• _TASK MATERIAL_:
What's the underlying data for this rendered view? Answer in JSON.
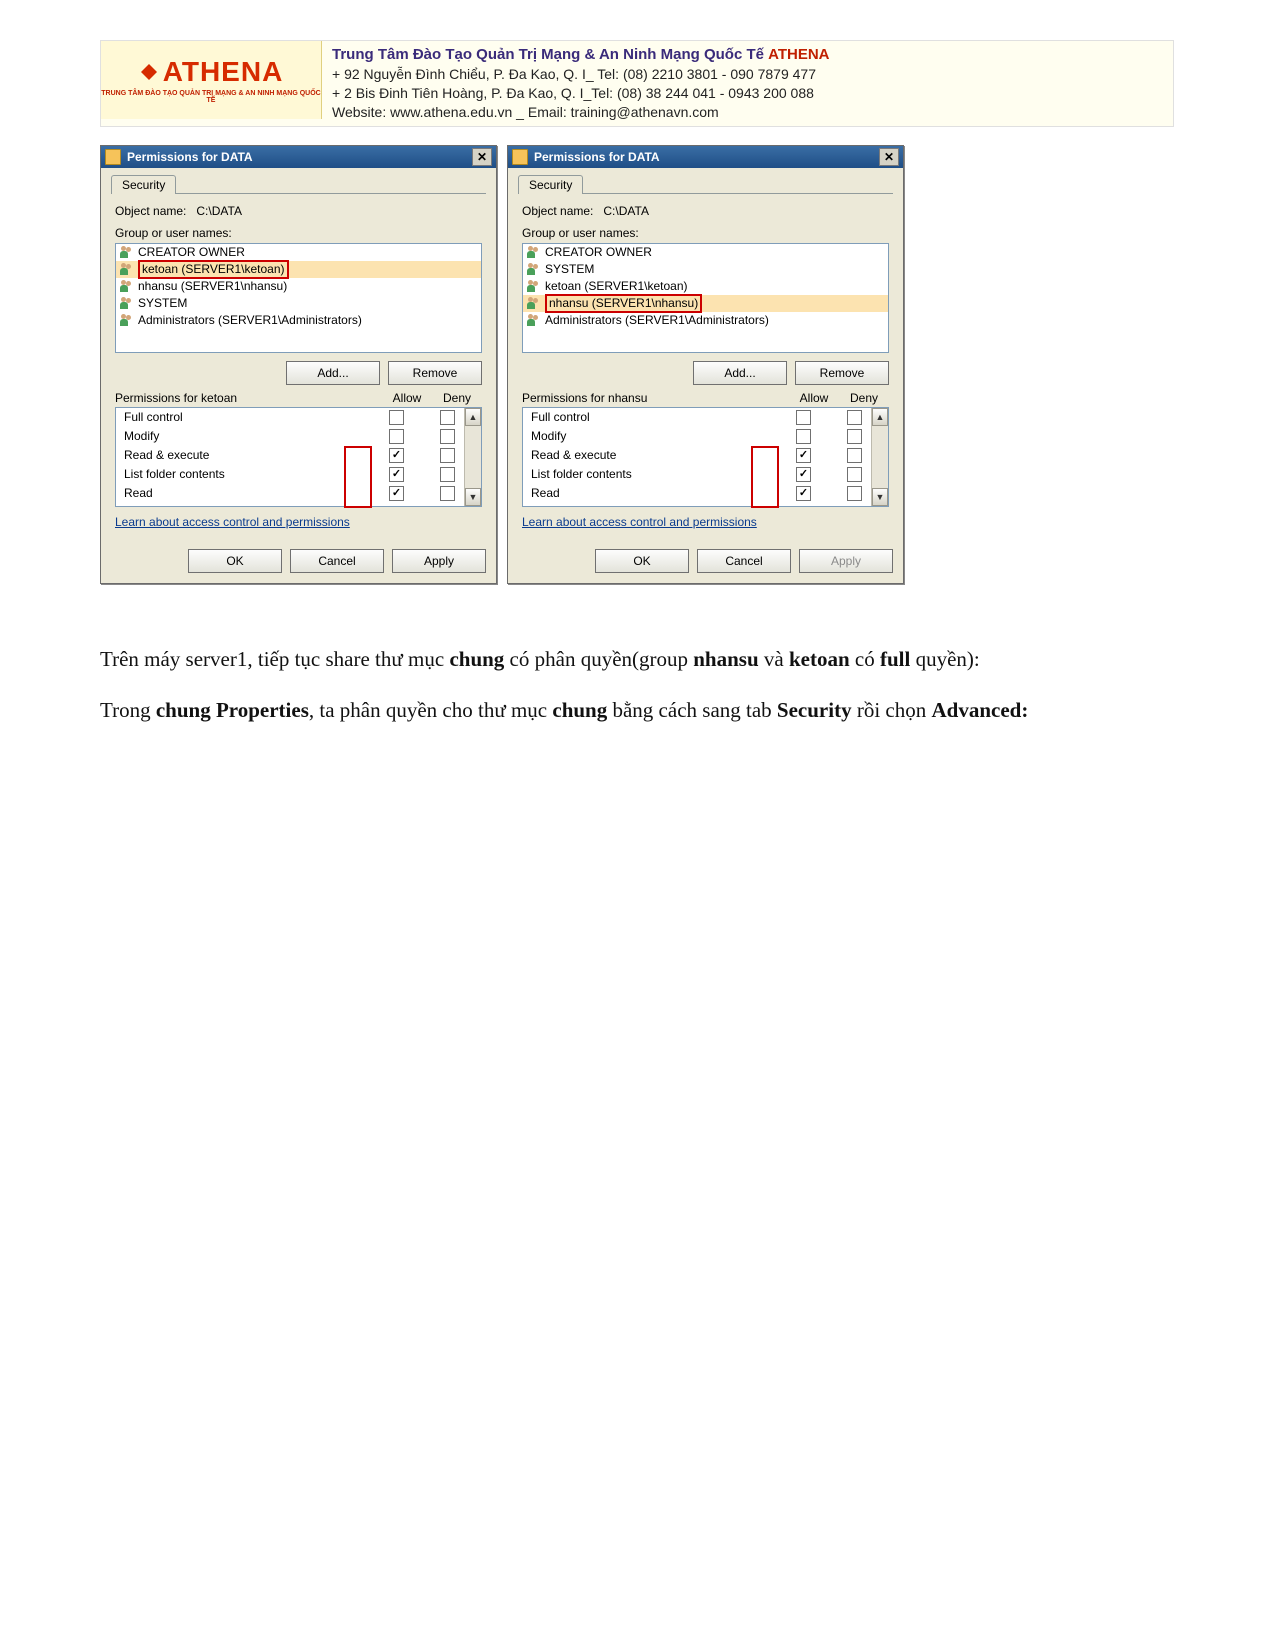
{
  "banner": {
    "logo_text": "ATHENA",
    "logo_sub": "TRUNG TÂM ĐÀO TẠO QUẢN TRỊ MẠNG & AN NINH MẠNG QUỐC TẾ",
    "line1_a": "Trung Tâm Đào Tạo Quản Trị Mạng & An Ninh Mạng Quốc Tế ",
    "line1_brand": "ATHENA",
    "line2": "+  92 Nguyễn Đình Chiểu, P. Đa Kao, Q. I_ Tel: (08) 2210 3801 -  090 7879 477",
    "line3": "+  2 Bis Đinh Tiên Hoàng, P. Đa Kao, Q. I_Tel: (08) 38 244 041 - 0943 200 088",
    "line4": "Website:  www.athena.edu.vn      _         Email: training@athenavn.com"
  },
  "dlg_left": {
    "title": "Permissions for DATA",
    "tab": "Security",
    "object_label": "Object name:",
    "object_value": "C:\\DATA",
    "group_label": "Group or user names:",
    "items": [
      "CREATOR OWNER",
      "ketoan (SERVER1\\ketoan)",
      "nhansu (SERVER1\\nhansu)",
      "SYSTEM",
      "Administrators (SERVER1\\Administrators)"
    ],
    "selected_index": 1,
    "add": "Add...",
    "remove": "Remove",
    "perm_for": "Permissions for ketoan",
    "allow": "Allow",
    "deny": "Deny",
    "perms": [
      {
        "name": "Full control",
        "allow": false,
        "deny": false
      },
      {
        "name": "Modify",
        "allow": false,
        "deny": false
      },
      {
        "name": "Read & execute",
        "allow": true,
        "deny": false
      },
      {
        "name": "List folder contents",
        "allow": true,
        "deny": false
      },
      {
        "name": "Read",
        "allow": true,
        "deny": false
      }
    ],
    "link": "Learn about access control and permissions",
    "ok": "OK",
    "cancel": "Cancel",
    "apply": "Apply",
    "apply_disabled": false
  },
  "dlg_right": {
    "title": "Permissions for DATA",
    "tab": "Security",
    "object_label": "Object name:",
    "object_value": "C:\\DATA",
    "group_label": "Group or user names:",
    "items": [
      "CREATOR OWNER",
      "SYSTEM",
      "ketoan (SERVER1\\ketoan)",
      "nhansu (SERVER1\\nhansu)",
      "Administrators (SERVER1\\Administrators)"
    ],
    "selected_index": 3,
    "add": "Add...",
    "remove": "Remove",
    "perm_for": "Permissions for nhansu",
    "allow": "Allow",
    "deny": "Deny",
    "perms": [
      {
        "name": "Full control",
        "allow": false,
        "deny": false
      },
      {
        "name": "Modify",
        "allow": false,
        "deny": false
      },
      {
        "name": "Read & execute",
        "allow": true,
        "deny": false
      },
      {
        "name": "List folder contents",
        "allow": true,
        "deny": false
      },
      {
        "name": "Read",
        "allow": true,
        "deny": false
      }
    ],
    "link": "Learn about access control and permissions",
    "ok": "OK",
    "cancel": "Cancel",
    "apply": "Apply",
    "apply_disabled": true
  },
  "article": {
    "p1_a": "Trên máy server1, tiếp tục share thư mục ",
    "p1_b": "chung",
    "p1_c": " có phân quyền(group ",
    "p1_d": "nhansu",
    "p1_e": " và ",
    "p1_f": "ketoan",
    "p1_g": " có ",
    "p1_h": "full",
    "p1_i": " quyền):",
    "p2_a": "Trong ",
    "p2_b": "chung Properties",
    "p2_c": ", ta phân quyền cho thư mục ",
    "p2_d": "chung",
    "p2_e": " bằng cách sang tab ",
    "p2_f": "Security",
    "p2_g": " rồi chọn ",
    "p2_h": "Advanced:"
  }
}
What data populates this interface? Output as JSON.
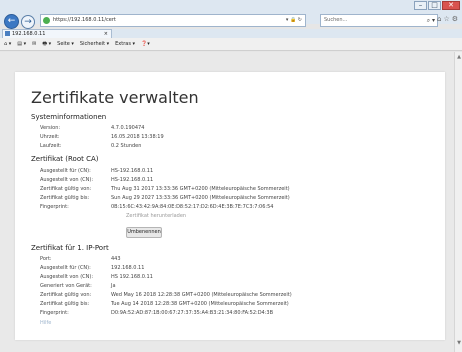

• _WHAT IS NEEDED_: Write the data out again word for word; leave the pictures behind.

• _YOUR SOLUTION_:
What's the underlying data for this rendered view? Answer in JSON.
{
  "banner": {
    "logo_text": "ATHENA",
    "logo_sub": "TRUNG TÂM ĐÀO TẠO QUẢN TRỊ MẠNG & AN NINH MẠNG QUỐC TẾ",
    "line1_a": "Trung Tâm Đào Tạo Quản Trị Mạng & An Ninh Mạng Quốc Tế ",
    "line1_brand": "ATHENA",
    "line2": "+  92 Nguyễn Đình Chiểu, P. Đa Kao, Q. I_ Tel: (08) 2210 3801 -  090 7879 477",
    "line3": "+  2 Bis Đinh Tiên Hoàng, P. Đa Kao, Q. I_Tel: (08) 38 244 041 - 0943 200 088",
    "line4": "Website:  www.athena.edu.vn      _         Email: training@athenavn.com"
  },
  "dlg_left": {
    "title": "Permissions for DATA",
    "tab": "Security",
    "object_label": "Object name:",
    "object_value": "C:\\DATA",
    "group_label": "Group or user names:",
    "items": [
      "CREATOR OWNER",
      "ketoan (SERVER1\\ketoan)",
      "nhansu (SERVER1\\nhansu)",
      "SYSTEM",
      "Administrators (SERVER1\\Administrators)"
    ],
    "selected_index": 1,
    "add": "Add...",
    "remove": "Remove",
    "perm_for": "Permissions for ketoan",
    "allow": "Allow",
    "deny": "Deny",
    "perms": [
      {
        "name": "Full control",
        "allow": false,
        "deny": false
      },
      {
        "name": "Modify",
        "allow": false,
        "deny": false
      },
      {
        "name": "Read & execute",
        "allow": true,
        "deny": false
      },
      {
        "name": "List folder contents",
        "allow": true,
        "deny": false
      },
      {
        "name": "Read",
        "allow": true,
        "deny": false
      }
    ],
    "link": "Learn about access control and permissions",
    "ok": "OK",
    "cancel": "Cancel",
    "apply": "Apply",
    "apply_disabled": false
  },
  "dlg_right": {
    "title": "Permissions for DATA",
    "tab": "Security",
    "object_label": "Object name:",
    "object_value": "C:\\DATA",
    "group_label": "Group or user names:",
    "items": [
      "CREATOR OWNER",
      "SYSTEM",
      "ketoan (SERVER1\\ketoan)",
      "nhansu (SERVER1\\nhansu)",
      "Administrators (SERVER1\\Administrators)"
    ],
    "selected_index": 3,
    "add": "Add...",
    "remove": "Remove",
    "perm_for": "Permissions for nhansu",
    "allow": "Allow",
    "deny": "Deny",
    "perms": [
      {
        "name": "Full control",
        "allow": false,
        "deny": false
      },
      {
        "name": "Modify",
        "allow": false,
        "deny": false
      },
      {
        "name": "Read & execute",
        "allow": true,
        "deny": false
      },
      {
        "name": "List folder contents",
        "allow": true,
        "deny": false
      },
      {
        "name": "Read",
        "allow": true,
        "deny": false
      }
    ],
    "link": "Learn about access control and permissions",
    "ok": "OK",
    "cancel": "Cancel",
    "apply": "Apply",
    "apply_disabled": true
  },
  "article": {
    "p1_a": "Trên máy server1, tiếp tục share thư mục ",
    "p1_b": "chung",
    "p1_c": " có phân quyền(group ",
    "p1_d": "nhansu",
    "p1_e": " và ",
    "p1_f": "ketoan",
    "p1_g": " có ",
    "p1_h": "full",
    "p1_i": " quyền):",
    "p2_a": "Trong ",
    "p2_b": "chung Properties",
    "p2_c": ", ta phân quyền cho thư mục ",
    "p2_d": "chung",
    "p2_e": " bằng cách sang tab ",
    "p2_f": "Security",
    "p2_g": " rồi chọn ",
    "p2_h": "Advanced:"
  }
}
What data populates this interface? Output as JSON.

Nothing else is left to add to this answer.